Should I include healthcare in my estate plan?
Whether you have already established an estate plan or plan on establishing one, it's important to take your healthcare decisions into consideration.
Even if you are young and healthy, there may come a time when you won't be able to make these decisions for yourself. You could become incapacitated due to an age-related health condition or due to a disease or injury long before then.
Healthcare decisions must be made in a written statement called a living will, or end-of-life planning that can be added into your estate plan. Unlike a will or living trust, a living will doesn't address any wishes pertaining to assets and property. It's exclusively limited to healthcare decisions while you're alive but incapacitated.
This would become effective if you end up:
- In a vegetative state
- In a coma
- Becoming terminally ill
- Suffer severe brain damage
- Suffer a serious disability
How will including healthcare decisions help my estate planning?
Including healthcare decisions in your estate plan does the following:
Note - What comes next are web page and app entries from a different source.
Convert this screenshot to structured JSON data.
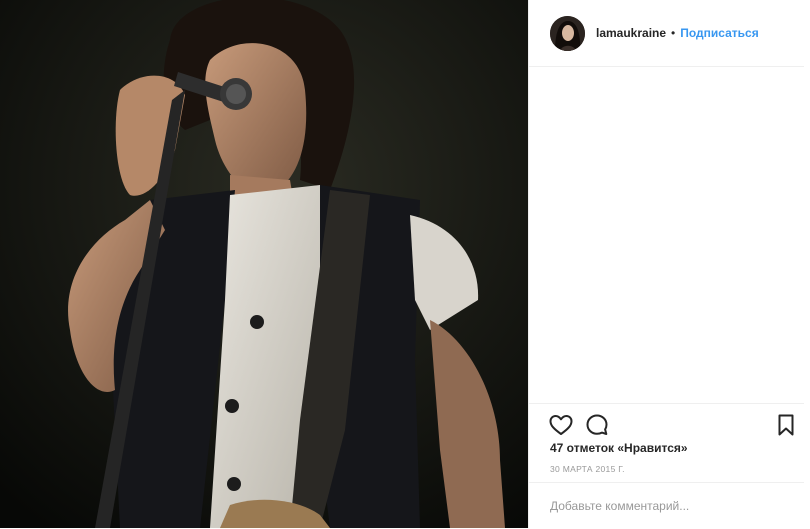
{
  "post": {
    "image_alt": "",
    "author": {
      "username": "lamaukraine",
      "separator": "•",
      "follow_label": "Подписаться"
    },
    "actions": {
      "like_icon": "heart-icon",
      "comment_icon": "comment-icon",
      "save_icon": "bookmark-icon"
    },
    "likes_text": "47 отметок «Нравится»",
    "date_text": "30 марта 2015 г.",
    "comment": {
      "placeholder": "Добавьте комментарий...",
      "value": ""
    }
  },
  "colors": {
    "link": "#3897f0",
    "text": "#262626",
    "muted": "#999999",
    "border": "#efefef"
  }
}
- It documents any health-related wishes you may have. This may include the type of treatment you wish to receive if you become incapacitated or become disabled (being kept alive by a feeding tube or receiving certain medications).
- It appoints your healthcare decisions to a proxy decision maker, which could be a relative. This would be done by completing an estate planning document called a power of attorney. Your healthcare proxy can either ensure that your wishes are carried out or make healthcare decisions on your behalf. When choosing a healthcare proxy, it's critical that you nominate someone who will respect your wishes, ensure all records are accurate, and not abuse his or her position.
How should I get started on my living will?
It may be difficult to acknowledge the state that you may someday be in. For some people, this subject may not seem immediately important. Simply having a living will and power of attorney in place will help to save your family the trouble of having to make difficult healthcare decisions, especially at a time when they may be grieving.
To get started on your living will, you must first consider your wishes. Ask yourself what you would want for you and family should you become incapacitated. You should also consult with an experienced Arizona estate planning attorney who can help you explore your options and ensure that your living will is properly established.
The attorneys at the Law Firm of Brown & Jensen are dedicated to helping Arizona residents meet their estate planning needs. We take a personalized approach to each of our clients and leave no stone unturned in the process. To schedule a free consultation with your legal team, simply contact us online or call our Mesa office at 866-867-3987.